Please write the following entries out once more, exactly.

%%

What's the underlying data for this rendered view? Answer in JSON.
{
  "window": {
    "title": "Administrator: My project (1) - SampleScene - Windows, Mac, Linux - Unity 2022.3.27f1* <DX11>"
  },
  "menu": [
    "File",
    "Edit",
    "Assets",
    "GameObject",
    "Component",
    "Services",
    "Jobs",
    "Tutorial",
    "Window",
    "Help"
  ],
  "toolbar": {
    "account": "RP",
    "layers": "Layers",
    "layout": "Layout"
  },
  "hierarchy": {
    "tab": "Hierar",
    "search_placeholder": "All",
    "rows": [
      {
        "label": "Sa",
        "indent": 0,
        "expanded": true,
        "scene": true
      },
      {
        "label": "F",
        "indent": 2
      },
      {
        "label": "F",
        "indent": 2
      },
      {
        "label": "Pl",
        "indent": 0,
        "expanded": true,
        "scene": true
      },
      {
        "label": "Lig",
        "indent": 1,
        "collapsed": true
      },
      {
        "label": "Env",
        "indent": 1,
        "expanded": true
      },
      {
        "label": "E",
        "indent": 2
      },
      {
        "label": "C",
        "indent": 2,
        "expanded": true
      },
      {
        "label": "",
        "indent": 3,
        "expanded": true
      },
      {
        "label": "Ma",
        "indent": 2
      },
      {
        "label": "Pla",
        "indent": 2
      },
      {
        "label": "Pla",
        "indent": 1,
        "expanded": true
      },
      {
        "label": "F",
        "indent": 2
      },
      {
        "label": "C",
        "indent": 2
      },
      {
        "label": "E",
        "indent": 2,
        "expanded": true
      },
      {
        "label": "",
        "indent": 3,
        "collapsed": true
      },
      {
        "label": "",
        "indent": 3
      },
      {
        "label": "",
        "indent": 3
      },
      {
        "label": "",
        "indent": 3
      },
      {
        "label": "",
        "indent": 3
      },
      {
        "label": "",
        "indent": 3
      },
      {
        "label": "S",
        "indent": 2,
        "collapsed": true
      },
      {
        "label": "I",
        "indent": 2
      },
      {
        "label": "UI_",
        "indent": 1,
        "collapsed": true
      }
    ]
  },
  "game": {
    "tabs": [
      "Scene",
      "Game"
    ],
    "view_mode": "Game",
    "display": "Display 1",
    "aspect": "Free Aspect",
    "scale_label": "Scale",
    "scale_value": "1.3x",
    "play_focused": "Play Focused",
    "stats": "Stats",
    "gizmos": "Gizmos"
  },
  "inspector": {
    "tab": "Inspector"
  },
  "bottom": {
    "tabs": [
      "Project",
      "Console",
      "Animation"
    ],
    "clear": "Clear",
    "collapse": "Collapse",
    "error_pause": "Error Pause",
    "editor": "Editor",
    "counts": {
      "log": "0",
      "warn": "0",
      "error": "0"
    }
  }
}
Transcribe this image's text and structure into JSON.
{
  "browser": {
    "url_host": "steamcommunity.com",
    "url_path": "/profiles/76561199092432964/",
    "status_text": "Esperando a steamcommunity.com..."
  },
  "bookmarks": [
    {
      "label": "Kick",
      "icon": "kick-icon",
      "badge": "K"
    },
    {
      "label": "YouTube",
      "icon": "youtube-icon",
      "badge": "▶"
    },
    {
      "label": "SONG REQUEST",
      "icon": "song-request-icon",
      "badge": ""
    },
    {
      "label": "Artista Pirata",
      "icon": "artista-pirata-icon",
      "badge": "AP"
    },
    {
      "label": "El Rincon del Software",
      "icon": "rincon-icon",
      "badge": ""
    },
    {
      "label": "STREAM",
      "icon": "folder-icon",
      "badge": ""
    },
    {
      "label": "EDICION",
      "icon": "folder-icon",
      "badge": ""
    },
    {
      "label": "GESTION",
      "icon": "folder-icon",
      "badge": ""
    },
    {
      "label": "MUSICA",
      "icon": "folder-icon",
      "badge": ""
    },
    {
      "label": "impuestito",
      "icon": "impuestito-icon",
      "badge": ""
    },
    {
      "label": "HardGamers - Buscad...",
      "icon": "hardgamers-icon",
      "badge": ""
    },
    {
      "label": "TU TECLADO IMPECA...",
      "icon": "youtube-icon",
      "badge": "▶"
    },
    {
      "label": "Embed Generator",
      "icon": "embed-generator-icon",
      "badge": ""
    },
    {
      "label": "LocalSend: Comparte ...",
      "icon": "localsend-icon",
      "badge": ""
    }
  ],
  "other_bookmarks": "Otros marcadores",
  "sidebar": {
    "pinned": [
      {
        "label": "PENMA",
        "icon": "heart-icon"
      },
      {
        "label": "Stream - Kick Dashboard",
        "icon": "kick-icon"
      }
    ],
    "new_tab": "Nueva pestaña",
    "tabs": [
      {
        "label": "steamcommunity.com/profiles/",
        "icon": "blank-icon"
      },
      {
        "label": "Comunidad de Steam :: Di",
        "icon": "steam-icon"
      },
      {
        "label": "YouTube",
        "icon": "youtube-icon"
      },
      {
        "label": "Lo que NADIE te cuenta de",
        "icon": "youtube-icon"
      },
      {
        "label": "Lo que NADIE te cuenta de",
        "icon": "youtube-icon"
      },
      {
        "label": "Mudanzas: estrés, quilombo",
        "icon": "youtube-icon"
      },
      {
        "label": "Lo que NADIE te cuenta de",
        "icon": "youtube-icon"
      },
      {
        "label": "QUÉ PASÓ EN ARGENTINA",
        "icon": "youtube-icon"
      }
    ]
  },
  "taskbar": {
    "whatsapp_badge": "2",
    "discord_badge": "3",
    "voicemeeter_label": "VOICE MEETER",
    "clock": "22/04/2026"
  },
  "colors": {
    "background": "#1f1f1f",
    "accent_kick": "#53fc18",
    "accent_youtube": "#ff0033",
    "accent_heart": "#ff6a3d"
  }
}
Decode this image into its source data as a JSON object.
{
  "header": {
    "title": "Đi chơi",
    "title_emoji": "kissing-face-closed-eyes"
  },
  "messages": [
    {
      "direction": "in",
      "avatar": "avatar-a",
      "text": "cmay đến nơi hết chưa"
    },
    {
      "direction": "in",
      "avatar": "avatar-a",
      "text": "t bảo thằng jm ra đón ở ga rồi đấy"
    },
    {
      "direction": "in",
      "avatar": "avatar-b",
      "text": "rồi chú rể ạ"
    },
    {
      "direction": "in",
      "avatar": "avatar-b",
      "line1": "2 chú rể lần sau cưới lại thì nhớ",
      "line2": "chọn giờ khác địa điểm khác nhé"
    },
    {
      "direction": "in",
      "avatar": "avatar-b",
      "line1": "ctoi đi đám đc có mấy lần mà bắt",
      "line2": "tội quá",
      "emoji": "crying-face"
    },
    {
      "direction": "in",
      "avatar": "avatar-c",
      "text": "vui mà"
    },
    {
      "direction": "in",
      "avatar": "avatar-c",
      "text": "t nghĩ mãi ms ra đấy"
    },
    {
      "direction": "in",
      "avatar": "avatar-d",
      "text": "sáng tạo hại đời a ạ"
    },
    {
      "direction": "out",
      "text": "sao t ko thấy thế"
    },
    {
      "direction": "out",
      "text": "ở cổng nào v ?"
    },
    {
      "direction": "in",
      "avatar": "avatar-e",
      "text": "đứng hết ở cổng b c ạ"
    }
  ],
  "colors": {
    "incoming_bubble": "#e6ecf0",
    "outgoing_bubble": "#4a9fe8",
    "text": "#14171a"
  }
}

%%

_Output of the task_.
What's the underlying data for this rendered view? Answer in JSON.
{
  "window": {
    "title": "Administrator: My project (1) - SampleScene - Windows, Mac, Linux - Unity 2022.3.27f1* <DX11>"
  },
  "menu": [
    "File",
    "Edit",
    "Assets",
    "GameObject",
    "Component",
    "Services",
    "Jobs",
    "Tutorial",
    "Window",
    "Help"
  ],
  "toolbar": {
    "account": "RP",
    "layers": "Layers",
    "layout": "Layout"
  },
  "hierarchy": {
    "tab": "Hierar",
    "search_placeholder": "All",
    "rows": [
      {
        "label": "Sa",
        "indent": 0,
        "expanded": true,
        "scene": true
      },
      {
        "label": "F",
        "indent": 2
      },
      {
        "label": "F",
        "indent": 2
      },
      {
        "label": "Pl",
        "indent": 0,
        "expanded": true,
        "scene": true
      },
      {
        "label": "Lig",
        "indent": 1,
        "collapsed": true
      },
      {
        "label": "Env",
        "indent": 1,
        "expanded": true
      },
      {
        "label": "E",
        "indent": 2
      },
      {
        "label": "C",
        "indent": 2,
        "expanded": true
      },
      {
        "label": "",
        "indent": 3,
        "expanded": true
      },
      {
        "label": "Ma",
        "indent": 2
      },
      {
        "label": "Pla",
        "indent": 2
      },
      {
        "label": "Pla",
        "indent": 1,
        "expanded": true
      },
      {
        "label": "F",
        "indent": 2
      },
      {
        "label": "C",
        "indent": 2
      },
      {
        "label": "E",
        "indent": 2,
        "expanded": true
      },
      {
        "label": "",
        "indent": 3,
        "collapsed": true
      },
      {
        "label": "",
        "indent": 3
      },
      {
        "label": "",
        "indent": 3
      },
      {
        "label": "",
        "indent": 3
      },
      {
        "label": "",
        "indent": 3
      },
      {
        "label": "",
        "indent": 3
      },
      {
        "label": "S",
        "indent": 2,
        "collapsed": true
      },
      {
        "label": "I",
        "indent": 2
      },
      {
        "label": "UI_",
        "indent": 1,
        "collapsed": true
      }
    ]
  },
  "game": {
    "tabs": [
      "Scene",
      "Game"
    ],
    "view_mode": "Game",
    "display": "Display 1",
    "aspect": "Free Aspect",
    "scale_label": "Scale",
    "scale_value": "1.3x",
    "play_focused": "Play Focused",
    "stats": "Stats",
    "gizmos": "Gizmos"
  },
  "inspector": {
    "tab": "Inspector"
  },
  "bottom": {
    "tabs": [
      "Project",
      "Console",
      "Animation"
    ],
    "clear": "Clear",
    "collapse": "Collapse",
    "error_pause": "Error Pause",
    "editor": "Editor",
    "counts": {
      "log": "0",
      "warn": "0",
      "error": "0"
    }
  }
}
Transcribe this image's text and structure into JSON.
{
  "browser": {
    "url_host": "steamcommunity.com",
    "url_path": "/profiles/76561199092432964/",
    "status_text": "Esperando a steamcommunity.com..."
  },
  "bookmarks": [
    {
      "label": "Kick",
      "icon": "kick-icon",
      "badge": "K"
    },
    {
      "label": "YouTube",
      "icon": "youtube-icon",
      "badge": "▶"
    },
    {
      "label": "SONG REQUEST",
      "icon": "song-request-icon",
      "badge": ""
    },
    {
      "label": "Artista Pirata",
      "icon": "artista-pirata-icon",
      "badge": "AP"
    },
    {
      "label": "El Rincon del Software",
      "icon": "rincon-icon",
      "badge": ""
    },
    {
      "label": "STREAM",
      "icon": "folder-icon",
      "badge": ""
    },
    {
      "label": "EDICION",
      "icon": "folder-icon",
      "badge": ""
    },
    {
      "label": "GESTION",
      "icon": "folder-icon",
      "badge": ""
    },
    {
      "label": "MUSICA",
      "icon": "folder-icon",
      "badge": ""
    },
    {
      "label": "impuestito",
      "icon": "impuestito-icon",
      "badge": ""
    },
    {
      "label": "HardGamers - Buscad...",
      "icon": "hardgamers-icon",
      "badge": ""
    },
    {
      "label": "TU TECLADO IMPECA...",
      "icon": "youtube-icon",
      "badge": "▶"
    },
    {
      "label": "Embed Generator",
      "icon": "embed-generator-icon",
      "badge": ""
    },
    {
      "label": "LocalSend: Comparte ...",
      "icon": "localsend-icon",
      "badge": ""
    }
  ],
  "other_bookmarks": "Otros marcadores",
  "sidebar": {
    "pinned": [
      {
        "label": "PENMA",
        "icon": "heart-icon"
      },
      {
        "label": "Stream - Kick Dashboard",
        "icon": "kick-icon"
      }
    ],
    "new_tab": "Nueva pestaña",
    "tabs": [
      {
        "label": "steamcommunity.com/profiles/",
        "icon": "blank-icon"
      },
      {
        "label": "Comunidad de Steam :: Di",
        "icon": "steam-icon"
      },
      {
        "label": "YouTube",
        "icon": "youtube-icon"
      },
      {
        "label": "Lo que NADIE te cuenta de",
        "icon": "youtube-icon"
      },
      {
        "label": "Lo que NADIE te cuenta de",
        "icon": "youtube-icon"
      },
      {
        "label": "Mudanzas: estrés, quilombo",
        "icon": "youtube-icon"
      },
      {
        "label": "Lo que NADIE te cuenta de",
        "icon": "youtube-icon"
      },
      {
        "label": "QUÉ PASÓ EN ARGENTINA",
        "icon": "youtube-icon"
      }
    ]
  },
  "taskbar": {
    "whatsapp_badge": "2",
    "discord_badge": "3",
    "voicemeeter_label": "VOICE MEETER",
    "clock": "22/04/2026"
  },
  "colors": {
    "background": "#1f1f1f",
    "accent_kick": "#53fc18",
    "accent_youtube": "#ff0033",
    "accent_heart": "#ff6a3d"
  }
}
Decode this image into its source data as a JSON object.
{
  "header": {
    "title": "Đi chơi",
    "title_emoji": "kissing-face-closed-eyes"
  },
  "messages": [
    {
      "direction": "in",
      "avatar": "avatar-a",
      "text": "cmay đến nơi hết chưa"
    },
    {
      "direction": "in",
      "avatar": "avatar-a",
      "text": "t bảo thằng jm ra đón ở ga rồi đấy"
    },
    {
      "direction": "in",
      "avatar": "avatar-b",
      "text": "rồi chú rể ạ"
    },
    {
      "direction": "in",
      "avatar": "avatar-b",
      "line1": "2 chú rể lần sau cưới lại thì nhớ",
      "line2": "chọn giờ khác địa điểm khác nhé"
    },
    {
      "direction": "in",
      "avatar": "avatar-b",
      "line1": "ctoi đi đám đc có mấy lần mà bắt",
      "line2": "tội quá",
      "emoji": "crying-face"
    },
    {
      "direction": "in",
      "avatar": "avatar-c",
      "text": "vui mà"
    },
    {
      "direction": "in",
      "avatar": "avatar-c",
      "text": "t nghĩ mãi ms ra đấy"
    },
    {
      "direction": "in",
      "avatar": "avatar-d",
      "text": "sáng tạo hại đời a ạ"
    },
    {
      "direction": "out",
      "text": "sao t ko thấy thế"
    },
    {
      "direction": "out",
      "text": "ở cổng nào v ?"
    },
    {
      "direction": "in",
      "avatar": "avatar-e",
      "text": "đứng hết ở cổng b c ạ"
    }
  ],
  "colors": {
    "incoming_bubble": "#e6ecf0",
    "outgoing_bubble": "#4a9fe8",
    "text": "#14171a"
  }
}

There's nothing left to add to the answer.